Bidwell Bar History
Bidwell Bar (or Bidwell's Bar) was the first of the great mining camps that were settled in Feather River country of Central California. Gold was discovered at the site by John Bidwell, a frontiersmen that traveled to California in 1841 to start a ranch.
Bidwell Bar received a post in 1851. Mining in the area peaked during the years of 1856-1857 and the town reached a population of around 2,000.
Bidwell Bar became the second seat of Butte County, after it was moved from the mining camp of Hamilton.
Bidwell Bar was famous as the site of the first suspension bridge built west of the Mississippi River. The bridge was built completed in 1855 and was used until the 1950s. In 1964 the bridge was relocated to save it from the rising waters of Lake Oroville. Today the bridge is preserved as a footbridge 1.5 miles downstream from its original location.

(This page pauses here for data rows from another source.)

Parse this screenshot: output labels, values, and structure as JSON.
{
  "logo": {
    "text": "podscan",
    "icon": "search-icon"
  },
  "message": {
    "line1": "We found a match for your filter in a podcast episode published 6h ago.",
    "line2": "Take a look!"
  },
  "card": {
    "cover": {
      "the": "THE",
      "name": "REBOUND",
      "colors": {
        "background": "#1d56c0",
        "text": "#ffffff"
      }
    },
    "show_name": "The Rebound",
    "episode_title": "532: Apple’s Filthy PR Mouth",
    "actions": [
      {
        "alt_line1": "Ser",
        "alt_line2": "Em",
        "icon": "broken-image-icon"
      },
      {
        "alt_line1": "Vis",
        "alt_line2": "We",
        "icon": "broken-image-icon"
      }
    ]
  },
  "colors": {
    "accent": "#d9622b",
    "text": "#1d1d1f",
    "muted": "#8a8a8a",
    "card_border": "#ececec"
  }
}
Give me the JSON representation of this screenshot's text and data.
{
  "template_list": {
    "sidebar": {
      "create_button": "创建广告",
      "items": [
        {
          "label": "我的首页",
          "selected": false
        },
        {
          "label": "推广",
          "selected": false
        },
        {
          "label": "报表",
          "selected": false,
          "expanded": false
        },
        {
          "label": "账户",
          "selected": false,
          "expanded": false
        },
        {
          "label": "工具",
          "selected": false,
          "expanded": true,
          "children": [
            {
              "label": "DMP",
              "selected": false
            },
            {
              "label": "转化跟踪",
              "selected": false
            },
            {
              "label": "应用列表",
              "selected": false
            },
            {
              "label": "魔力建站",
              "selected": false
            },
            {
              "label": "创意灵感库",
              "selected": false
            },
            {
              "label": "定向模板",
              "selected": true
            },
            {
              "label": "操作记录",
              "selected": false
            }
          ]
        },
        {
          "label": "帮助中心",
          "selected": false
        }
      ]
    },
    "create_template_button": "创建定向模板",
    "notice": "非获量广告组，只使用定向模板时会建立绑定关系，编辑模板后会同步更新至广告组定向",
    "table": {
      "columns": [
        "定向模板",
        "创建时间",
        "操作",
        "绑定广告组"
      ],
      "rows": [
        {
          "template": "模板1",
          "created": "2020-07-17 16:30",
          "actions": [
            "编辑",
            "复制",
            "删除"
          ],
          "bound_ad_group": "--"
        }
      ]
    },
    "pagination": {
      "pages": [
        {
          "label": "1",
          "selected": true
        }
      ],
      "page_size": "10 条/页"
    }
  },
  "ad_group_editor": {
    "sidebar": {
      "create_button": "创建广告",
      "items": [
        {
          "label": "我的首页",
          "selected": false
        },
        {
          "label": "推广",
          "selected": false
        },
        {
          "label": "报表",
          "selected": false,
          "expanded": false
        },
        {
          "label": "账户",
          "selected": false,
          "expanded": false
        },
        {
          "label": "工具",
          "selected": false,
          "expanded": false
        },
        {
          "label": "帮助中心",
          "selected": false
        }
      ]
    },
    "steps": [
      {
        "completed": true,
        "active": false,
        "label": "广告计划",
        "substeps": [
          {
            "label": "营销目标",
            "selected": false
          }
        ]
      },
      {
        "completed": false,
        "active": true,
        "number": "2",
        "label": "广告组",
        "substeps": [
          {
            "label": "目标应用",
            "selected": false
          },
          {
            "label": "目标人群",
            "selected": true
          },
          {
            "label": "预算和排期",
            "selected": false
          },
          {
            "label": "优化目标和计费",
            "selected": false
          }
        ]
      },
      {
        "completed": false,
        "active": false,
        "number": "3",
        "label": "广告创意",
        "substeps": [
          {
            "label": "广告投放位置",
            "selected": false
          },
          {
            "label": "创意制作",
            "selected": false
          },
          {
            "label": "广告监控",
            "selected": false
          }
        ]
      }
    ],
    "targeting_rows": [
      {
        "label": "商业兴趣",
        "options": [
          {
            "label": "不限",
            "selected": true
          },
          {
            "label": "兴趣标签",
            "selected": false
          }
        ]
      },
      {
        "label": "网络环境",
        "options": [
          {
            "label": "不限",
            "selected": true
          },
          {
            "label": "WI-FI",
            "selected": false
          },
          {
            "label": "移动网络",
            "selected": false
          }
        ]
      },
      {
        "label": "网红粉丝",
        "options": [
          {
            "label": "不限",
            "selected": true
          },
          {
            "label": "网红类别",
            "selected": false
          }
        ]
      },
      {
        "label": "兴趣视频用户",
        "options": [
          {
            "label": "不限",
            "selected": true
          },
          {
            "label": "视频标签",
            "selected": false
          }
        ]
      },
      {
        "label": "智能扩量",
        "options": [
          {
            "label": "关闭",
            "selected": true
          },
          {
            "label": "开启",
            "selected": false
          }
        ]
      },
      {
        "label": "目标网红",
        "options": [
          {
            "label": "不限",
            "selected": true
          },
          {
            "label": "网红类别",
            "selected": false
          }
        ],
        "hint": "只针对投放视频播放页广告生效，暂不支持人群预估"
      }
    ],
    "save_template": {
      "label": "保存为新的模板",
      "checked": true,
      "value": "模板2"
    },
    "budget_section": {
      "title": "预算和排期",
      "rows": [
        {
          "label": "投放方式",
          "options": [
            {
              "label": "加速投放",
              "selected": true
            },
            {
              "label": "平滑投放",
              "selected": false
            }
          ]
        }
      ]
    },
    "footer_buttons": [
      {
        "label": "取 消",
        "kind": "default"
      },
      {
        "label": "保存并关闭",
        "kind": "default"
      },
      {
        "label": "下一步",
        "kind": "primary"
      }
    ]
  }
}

About the same time the bridge was completed, the placer gold at Bidwell Bar began to run out. Miner's were moving on to other camps, including Oroville which became the new county seat in 1856. The rising waters of Lake Oroville submerged what remained of the town in 1968.
It All Started With The Gold Rush
The great California Gold Rush kicked off the entire saga of western mining. Read about it at The California Gold Rush.